WORK REQUIRED. Among the entries below, please show each line that carries the word "icon".

Start of DATA SHOWN

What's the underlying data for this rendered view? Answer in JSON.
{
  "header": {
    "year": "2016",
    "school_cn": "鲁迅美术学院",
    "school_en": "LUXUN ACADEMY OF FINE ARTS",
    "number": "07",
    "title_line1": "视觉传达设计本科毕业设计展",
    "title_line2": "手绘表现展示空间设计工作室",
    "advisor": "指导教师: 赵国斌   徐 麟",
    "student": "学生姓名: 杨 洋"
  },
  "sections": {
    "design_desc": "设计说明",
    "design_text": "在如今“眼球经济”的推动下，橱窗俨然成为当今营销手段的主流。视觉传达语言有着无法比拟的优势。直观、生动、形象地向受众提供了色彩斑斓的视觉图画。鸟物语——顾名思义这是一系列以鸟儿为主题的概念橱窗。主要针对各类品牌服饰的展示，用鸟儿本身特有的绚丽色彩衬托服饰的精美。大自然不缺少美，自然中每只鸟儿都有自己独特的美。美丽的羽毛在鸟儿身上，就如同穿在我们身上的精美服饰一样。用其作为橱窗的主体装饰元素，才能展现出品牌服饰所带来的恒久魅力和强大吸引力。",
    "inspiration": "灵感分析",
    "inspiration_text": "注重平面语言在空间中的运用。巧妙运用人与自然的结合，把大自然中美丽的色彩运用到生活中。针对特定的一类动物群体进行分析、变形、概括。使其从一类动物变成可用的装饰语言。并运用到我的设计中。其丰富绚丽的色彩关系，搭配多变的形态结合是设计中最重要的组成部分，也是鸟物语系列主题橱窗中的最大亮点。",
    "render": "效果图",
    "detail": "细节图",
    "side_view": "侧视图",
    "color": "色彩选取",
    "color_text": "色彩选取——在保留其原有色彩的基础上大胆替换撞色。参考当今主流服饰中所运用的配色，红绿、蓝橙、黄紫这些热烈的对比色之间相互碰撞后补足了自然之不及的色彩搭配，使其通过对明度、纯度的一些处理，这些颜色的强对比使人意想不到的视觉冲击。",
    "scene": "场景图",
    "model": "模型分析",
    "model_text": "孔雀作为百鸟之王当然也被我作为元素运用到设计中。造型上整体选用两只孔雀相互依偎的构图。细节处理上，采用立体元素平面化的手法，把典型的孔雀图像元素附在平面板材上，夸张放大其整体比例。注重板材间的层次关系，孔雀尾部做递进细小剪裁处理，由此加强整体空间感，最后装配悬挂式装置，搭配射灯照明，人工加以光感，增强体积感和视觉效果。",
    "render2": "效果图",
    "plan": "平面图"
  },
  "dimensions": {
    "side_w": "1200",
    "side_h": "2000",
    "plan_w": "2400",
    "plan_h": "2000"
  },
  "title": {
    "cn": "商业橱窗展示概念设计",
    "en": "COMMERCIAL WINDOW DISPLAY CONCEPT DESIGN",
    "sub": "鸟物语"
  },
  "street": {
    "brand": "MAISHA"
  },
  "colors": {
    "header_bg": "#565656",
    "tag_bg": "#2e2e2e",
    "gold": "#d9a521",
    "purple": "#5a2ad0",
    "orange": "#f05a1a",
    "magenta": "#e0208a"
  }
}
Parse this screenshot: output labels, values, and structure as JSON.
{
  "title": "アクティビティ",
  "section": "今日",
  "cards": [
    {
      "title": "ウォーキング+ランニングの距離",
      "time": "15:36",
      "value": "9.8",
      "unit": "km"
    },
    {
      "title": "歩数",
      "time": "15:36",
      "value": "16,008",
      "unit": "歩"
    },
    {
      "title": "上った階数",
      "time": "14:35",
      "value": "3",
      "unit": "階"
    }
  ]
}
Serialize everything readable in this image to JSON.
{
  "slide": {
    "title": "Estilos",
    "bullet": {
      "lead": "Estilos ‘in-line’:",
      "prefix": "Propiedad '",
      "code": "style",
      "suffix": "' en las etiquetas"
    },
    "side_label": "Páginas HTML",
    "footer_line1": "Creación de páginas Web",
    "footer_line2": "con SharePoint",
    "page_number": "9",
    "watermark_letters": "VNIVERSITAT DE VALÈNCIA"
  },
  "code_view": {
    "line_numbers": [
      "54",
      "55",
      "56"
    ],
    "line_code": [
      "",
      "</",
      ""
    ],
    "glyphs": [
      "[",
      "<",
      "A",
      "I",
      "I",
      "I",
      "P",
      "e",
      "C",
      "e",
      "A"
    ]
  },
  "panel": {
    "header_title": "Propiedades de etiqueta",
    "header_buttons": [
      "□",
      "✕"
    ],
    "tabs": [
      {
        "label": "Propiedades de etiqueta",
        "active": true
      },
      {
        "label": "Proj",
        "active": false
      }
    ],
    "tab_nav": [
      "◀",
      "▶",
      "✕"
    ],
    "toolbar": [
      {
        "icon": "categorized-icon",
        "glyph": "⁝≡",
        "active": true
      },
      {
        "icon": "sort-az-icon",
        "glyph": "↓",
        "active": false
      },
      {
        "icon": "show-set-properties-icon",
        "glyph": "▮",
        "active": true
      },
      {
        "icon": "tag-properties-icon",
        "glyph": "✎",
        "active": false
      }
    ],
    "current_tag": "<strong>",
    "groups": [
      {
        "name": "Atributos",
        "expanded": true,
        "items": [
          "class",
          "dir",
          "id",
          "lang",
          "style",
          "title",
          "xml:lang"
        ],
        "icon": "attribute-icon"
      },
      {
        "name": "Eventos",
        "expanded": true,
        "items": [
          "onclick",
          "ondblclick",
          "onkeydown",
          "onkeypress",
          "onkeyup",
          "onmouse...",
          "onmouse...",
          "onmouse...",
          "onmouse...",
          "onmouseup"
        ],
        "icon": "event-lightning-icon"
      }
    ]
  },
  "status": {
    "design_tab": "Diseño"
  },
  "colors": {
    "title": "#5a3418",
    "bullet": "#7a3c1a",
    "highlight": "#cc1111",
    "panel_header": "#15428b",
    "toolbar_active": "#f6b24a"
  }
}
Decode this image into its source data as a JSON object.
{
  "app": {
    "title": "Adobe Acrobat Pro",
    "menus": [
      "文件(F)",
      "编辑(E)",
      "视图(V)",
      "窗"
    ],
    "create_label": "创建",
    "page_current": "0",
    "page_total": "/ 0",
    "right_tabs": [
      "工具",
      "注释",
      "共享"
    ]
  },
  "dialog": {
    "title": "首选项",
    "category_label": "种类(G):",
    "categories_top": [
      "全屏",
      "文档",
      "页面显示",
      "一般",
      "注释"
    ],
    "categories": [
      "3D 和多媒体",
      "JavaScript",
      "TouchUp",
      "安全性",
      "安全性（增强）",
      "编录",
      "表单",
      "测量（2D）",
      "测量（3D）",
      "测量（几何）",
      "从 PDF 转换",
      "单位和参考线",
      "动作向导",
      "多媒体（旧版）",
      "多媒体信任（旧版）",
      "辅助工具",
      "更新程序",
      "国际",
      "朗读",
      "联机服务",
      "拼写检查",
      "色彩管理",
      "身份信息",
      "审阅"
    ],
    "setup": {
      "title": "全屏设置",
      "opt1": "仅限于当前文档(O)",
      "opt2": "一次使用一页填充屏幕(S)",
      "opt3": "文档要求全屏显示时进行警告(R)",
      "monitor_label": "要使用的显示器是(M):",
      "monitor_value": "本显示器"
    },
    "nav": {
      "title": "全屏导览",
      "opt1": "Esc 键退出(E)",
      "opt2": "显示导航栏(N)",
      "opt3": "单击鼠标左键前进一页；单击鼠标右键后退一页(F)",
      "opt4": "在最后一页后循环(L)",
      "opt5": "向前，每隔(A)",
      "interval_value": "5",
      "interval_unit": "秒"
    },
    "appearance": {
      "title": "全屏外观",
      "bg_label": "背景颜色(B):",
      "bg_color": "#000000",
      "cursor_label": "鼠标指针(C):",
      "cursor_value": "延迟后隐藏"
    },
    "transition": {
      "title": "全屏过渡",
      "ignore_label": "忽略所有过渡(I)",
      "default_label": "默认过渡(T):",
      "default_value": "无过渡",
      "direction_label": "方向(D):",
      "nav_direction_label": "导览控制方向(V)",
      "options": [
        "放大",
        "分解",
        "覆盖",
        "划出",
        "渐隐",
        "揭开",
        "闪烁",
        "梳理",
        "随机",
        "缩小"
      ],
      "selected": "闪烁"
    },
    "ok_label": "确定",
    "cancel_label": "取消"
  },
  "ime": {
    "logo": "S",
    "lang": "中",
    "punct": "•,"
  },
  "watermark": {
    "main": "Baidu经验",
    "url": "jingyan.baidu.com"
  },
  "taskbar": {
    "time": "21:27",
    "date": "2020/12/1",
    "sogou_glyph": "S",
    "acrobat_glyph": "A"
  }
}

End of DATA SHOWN

EXPECTED ANSWER.
        "icon": "categorized-icon",
        "icon": "sort-az-icon",
        "icon": "show-set-properties-icon",
        "icon": "tag-properties-icon",
        "icon": "attribute-icon"
        "icon": "event-lightning-icon"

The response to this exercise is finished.